Central nervous system: Smoking increases the level of pro-inflammatory cytokines floating in the blood stream.

Cytokines trigger the central nervous system, amplifying existing pain from the very first cigarette, Dr. Abraham says. Consequently, smokers require greater amounts of both over-the-counter and narcotic medications to control pain.

Menstrual cycle: According to a study in the British Medical Journal, women who begin smoking by age 15 are 50 percent more likely than non-smokers to have cramps that last two or more days during their period.

Tooth pain: Research shows smokers face a 30 percent increase in the risk of tooth pain. Researchers suspect the pain develops because tobacco reduces saliva and also leads to progressive tooth decay and poor wound healing.
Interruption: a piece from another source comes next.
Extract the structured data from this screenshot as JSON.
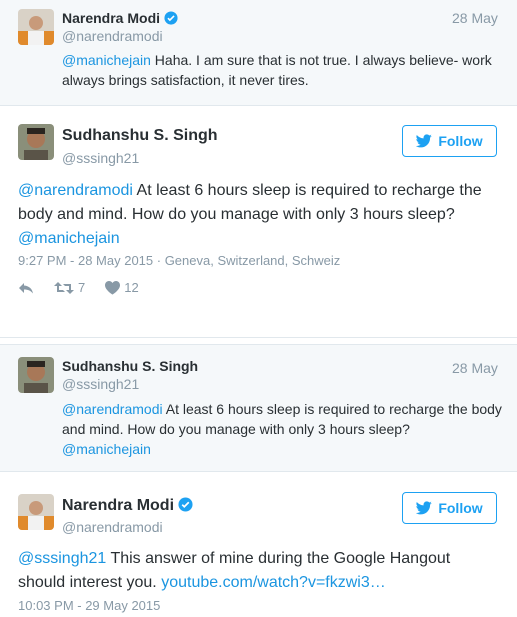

Headache: Smokers are also 1.5 times more likely to get headaches than people who have never smoked.

Cluster headaches – severe headaches that last between 15 minutes and three hours – are common among smokers. Eighty percent to 90 percent of cluster headache sufferers have a significant history of smoking tobacco, Dr. Abraham says.

Can the painful damage be reversed?

The medical industry currently doesn’t know if there is any safe level of cigarette use, Dr. Abraham says. Much depends on gender, age and other contributing factors of disease, but some research suggests that as few as 10 cigarettes can induce an increase in general pain, slower healing, worse surgical outcomes, and more pain after surgery.

Tobacco-induced damage to structures linked to long-term pain, such as degenerative disc disease, does not heal on its own. However, in some areas, including the circulatory system, smoking cessation can reverse tobacco’s effect on pain, Dr. Abraham says.